After several failed attempts to accomplish these tasks, we found the Java Topology Suite (JTS), an open source collection of geospacial data manipulation tools created by Vivid Solutions of Victoria, Canada. While capable of many other things, we used JTS to unify multiple polygons into a single polygon, and to reduce their complexity.

Here’s our process to unify and simplify polygons from MapQuest’s API through JTS:

  1. Extract the polygons from a MapQuest FeatureCollection to Well-Known Text (WKT) format.
  2. Create a JTS Geometry object for each polygon.
  3. Use JTS to create a GeometryCollection, then union the polygons with the Geometry.buffer() function.
  4. Simply the resulting polygon with JTS’s TopologyPreservingSimplifier.simplify() function.

Here is the most important portion of the code that does all of the above:

/**
 * Unifies and simplifies a MapQuest FeatureCollection using JTS.
 */
public synchronized FeatureCollection unifyFeatureCollection(
    FeatureCollection origFc, double simplifyTolerance) throws Exception
{
    // Extract polygons from FeatureCollection and convert to Well-Known Text
    ArrayList polygonsAsWTK = featureCollectionToWTK(origFc);

    // Create JTS Geometries
    WKTReader rdr = new WKTReader();
    Geometry[] geom = new Geometry[polygonsAsWTK.size()];
    for (int i = 0; i  0) {
        unifiedPolygon = TopologyPreservingSimplifier.simplify(
                                    unifiedPolygon, simplifyTolerance);
    }
    // Convert result back to FeatureCollection and return
    return jtsGeometryToFeatureCollection(origFc, unifiedPolygon);
}
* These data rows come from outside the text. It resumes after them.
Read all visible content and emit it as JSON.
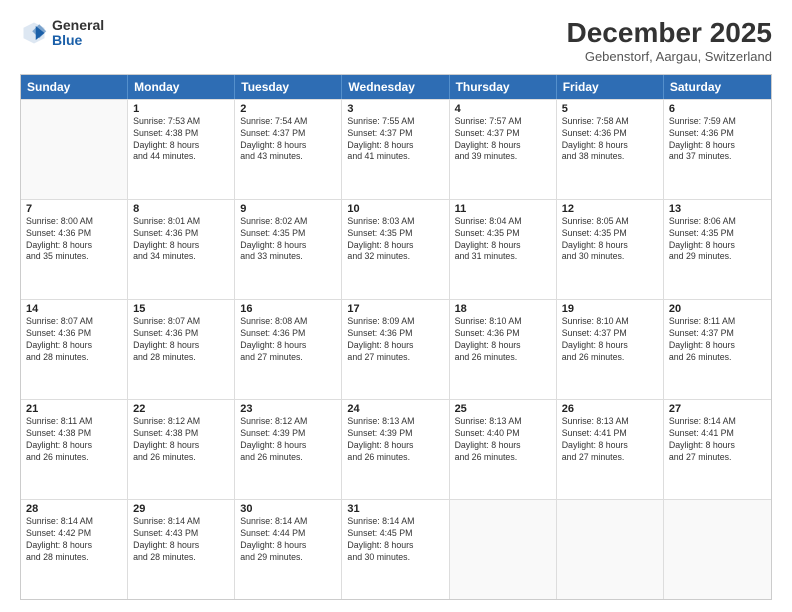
{
  "logo": {
    "general": "General",
    "blue": "Blue"
  },
  "title": "December 2025",
  "subtitle": "Gebenstorf, Aargau, Switzerland",
  "calendar": {
    "headers": [
      "Sunday",
      "Monday",
      "Tuesday",
      "Wednesday",
      "Thursday",
      "Friday",
      "Saturday"
    ],
    "rows": [
      [
        {
          "day": "",
          "sunrise": "",
          "sunset": "",
          "daylight": ""
        },
        {
          "day": "1",
          "sunrise": "Sunrise: 7:53 AM",
          "sunset": "Sunset: 4:38 PM",
          "daylight": "Daylight: 8 hours",
          "daylight2": "and 44 minutes."
        },
        {
          "day": "2",
          "sunrise": "Sunrise: 7:54 AM",
          "sunset": "Sunset: 4:37 PM",
          "daylight": "Daylight: 8 hours",
          "daylight2": "and 43 minutes."
        },
        {
          "day": "3",
          "sunrise": "Sunrise: 7:55 AM",
          "sunset": "Sunset: 4:37 PM",
          "daylight": "Daylight: 8 hours",
          "daylight2": "and 41 minutes."
        },
        {
          "day": "4",
          "sunrise": "Sunrise: 7:57 AM",
          "sunset": "Sunset: 4:37 PM",
          "daylight": "Daylight: 8 hours",
          "daylight2": "and 39 minutes."
        },
        {
          "day": "5",
          "sunrise": "Sunrise: 7:58 AM",
          "sunset": "Sunset: 4:36 PM",
          "daylight": "Daylight: 8 hours",
          "daylight2": "and 38 minutes."
        },
        {
          "day": "6",
          "sunrise": "Sunrise: 7:59 AM",
          "sunset": "Sunset: 4:36 PM",
          "daylight": "Daylight: 8 hours",
          "daylight2": "and 37 minutes."
        }
      ],
      [
        {
          "day": "7",
          "sunrise": "Sunrise: 8:00 AM",
          "sunset": "Sunset: 4:36 PM",
          "daylight": "Daylight: 8 hours",
          "daylight2": "and 35 minutes."
        },
        {
          "day": "8",
          "sunrise": "Sunrise: 8:01 AM",
          "sunset": "Sunset: 4:36 PM",
          "daylight": "Daylight: 8 hours",
          "daylight2": "and 34 minutes."
        },
        {
          "day": "9",
          "sunrise": "Sunrise: 8:02 AM",
          "sunset": "Sunset: 4:35 PM",
          "daylight": "Daylight: 8 hours",
          "daylight2": "and 33 minutes."
        },
        {
          "day": "10",
          "sunrise": "Sunrise: 8:03 AM",
          "sunset": "Sunset: 4:35 PM",
          "daylight": "Daylight: 8 hours",
          "daylight2": "and 32 minutes."
        },
        {
          "day": "11",
          "sunrise": "Sunrise: 8:04 AM",
          "sunset": "Sunset: 4:35 PM",
          "daylight": "Daylight: 8 hours",
          "daylight2": "and 31 minutes."
        },
        {
          "day": "12",
          "sunrise": "Sunrise: 8:05 AM",
          "sunset": "Sunset: 4:35 PM",
          "daylight": "Daylight: 8 hours",
          "daylight2": "and 30 minutes."
        },
        {
          "day": "13",
          "sunrise": "Sunrise: 8:06 AM",
          "sunset": "Sunset: 4:35 PM",
          "daylight": "Daylight: 8 hours",
          "daylight2": "and 29 minutes."
        }
      ],
      [
        {
          "day": "14",
          "sunrise": "Sunrise: 8:07 AM",
          "sunset": "Sunset: 4:36 PM",
          "daylight": "Daylight: 8 hours",
          "daylight2": "and 28 minutes."
        },
        {
          "day": "15",
          "sunrise": "Sunrise: 8:07 AM",
          "sunset": "Sunset: 4:36 PM",
          "daylight": "Daylight: 8 hours",
          "daylight2": "and 28 minutes."
        },
        {
          "day": "16",
          "sunrise": "Sunrise: 8:08 AM",
          "sunset": "Sunset: 4:36 PM",
          "daylight": "Daylight: 8 hours",
          "daylight2": "and 27 minutes."
        },
        {
          "day": "17",
          "sunrise": "Sunrise: 8:09 AM",
          "sunset": "Sunset: 4:36 PM",
          "daylight": "Daylight: 8 hours",
          "daylight2": "and 27 minutes."
        },
        {
          "day": "18",
          "sunrise": "Sunrise: 8:10 AM",
          "sunset": "Sunset: 4:36 PM",
          "daylight": "Daylight: 8 hours",
          "daylight2": "and 26 minutes."
        },
        {
          "day": "19",
          "sunrise": "Sunrise: 8:10 AM",
          "sunset": "Sunset: 4:37 PM",
          "daylight": "Daylight: 8 hours",
          "daylight2": "and 26 minutes."
        },
        {
          "day": "20",
          "sunrise": "Sunrise: 8:11 AM",
          "sunset": "Sunset: 4:37 PM",
          "daylight": "Daylight: 8 hours",
          "daylight2": "and 26 minutes."
        }
      ],
      [
        {
          "day": "21",
          "sunrise": "Sunrise: 8:11 AM",
          "sunset": "Sunset: 4:38 PM",
          "daylight": "Daylight: 8 hours",
          "daylight2": "and 26 minutes."
        },
        {
          "day": "22",
          "sunrise": "Sunrise: 8:12 AM",
          "sunset": "Sunset: 4:38 PM",
          "daylight": "Daylight: 8 hours",
          "daylight2": "and 26 minutes."
        },
        {
          "day": "23",
          "sunrise": "Sunrise: 8:12 AM",
          "sunset": "Sunset: 4:39 PM",
          "daylight": "Daylight: 8 hours",
          "daylight2": "and 26 minutes."
        },
        {
          "day": "24",
          "sunrise": "Sunrise: 8:13 AM",
          "sunset": "Sunset: 4:39 PM",
          "daylight": "Daylight: 8 hours",
          "daylight2": "and 26 minutes."
        },
        {
          "day": "25",
          "sunrise": "Sunrise: 8:13 AM",
          "sunset": "Sunset: 4:40 PM",
          "daylight": "Daylight: 8 hours",
          "daylight2": "and 26 minutes."
        },
        {
          "day": "26",
          "sunrise": "Sunrise: 8:13 AM",
          "sunset": "Sunset: 4:41 PM",
          "daylight": "Daylight: 8 hours",
          "daylight2": "and 27 minutes."
        },
        {
          "day": "27",
          "sunrise": "Sunrise: 8:14 AM",
          "sunset": "Sunset: 4:41 PM",
          "daylight": "Daylight: 8 hours",
          "daylight2": "and 27 minutes."
        }
      ],
      [
        {
          "day": "28",
          "sunrise": "Sunrise: 8:14 AM",
          "sunset": "Sunset: 4:42 PM",
          "daylight": "Daylight: 8 hours",
          "daylight2": "and 28 minutes."
        },
        {
          "day": "29",
          "sunrise": "Sunrise: 8:14 AM",
          "sunset": "Sunset: 4:43 PM",
          "daylight": "Daylight: 8 hours",
          "daylight2": "and 28 minutes."
        },
        {
          "day": "30",
          "sunrise": "Sunrise: 8:14 AM",
          "sunset": "Sunset: 4:44 PM",
          "daylight": "Daylight: 8 hours",
          "daylight2": "and 29 minutes."
        },
        {
          "day": "31",
          "sunrise": "Sunrise: 8:14 AM",
          "sunset": "Sunset: 4:45 PM",
          "daylight": "Daylight: 8 hours",
          "daylight2": "and 30 minutes."
        },
        {
          "day": "",
          "sunrise": "",
          "sunset": "",
          "daylight": ""
        },
        {
          "day": "",
          "sunrise": "",
          "sunset": "",
          "daylight": ""
        },
        {
          "day": "",
          "sunrise": "",
          "sunset": "",
          "daylight": ""
        }
      ]
    ]
  }
}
/**
 * Called by unifyFeatureCollection(), returns
 * the union of the input Geometry array as a single
 * JTS Geometry.
 */
private Geometry unifyPolygonArray(Geometry[] geom)
{
    GeometryFactory fact = geom[0].getFactory();
    Geometry geomColl = fact.createGeometryCollection(geom);
    Geometry union = geomColl.buffer(0.0);
    return union;
}

/**
 * Changes a JTS Geometry into a MapQuest FeatureCollection
 */
private FeatureCollection jtsGeometryToFeatureCollection(
    FeatureCollection origFc, Geometry unifiedPolygon)
{
    FeatureCollection newFc  = new FeatureCollection();
    List polygons  = PolygonExtracter.getPolygons(unifiedPolygon);
    for (Geometry currPolygon : polygons)
    {
        // Parse: POLYGON ((-123.862898 46, -123.863671 46.000707, ....)
        String polygonAsWKT = currPolygon.toText();
        String [] wktPoints = polygonAsWKT.substring(
                                (polygonAsWKT.indexOf("((")+2),
                                 polygonAsWKT.indexOf(")")).split(", ");
        ArrayList newLatLngList = wktPointsToLatLngList(wktPoints);
        PolygonFeature newPf = makePolygonFeatureFromPoints(origFc, newLatLngList);
        newFc.add(newPf);
    }
    return newFc;
}

The result: it works really well. There is still room for performance improvement, but the gains we observed were extremely significant

If you’re working with mapping applications, we’d love to hear from you.  Leave us a comment and tell us about it.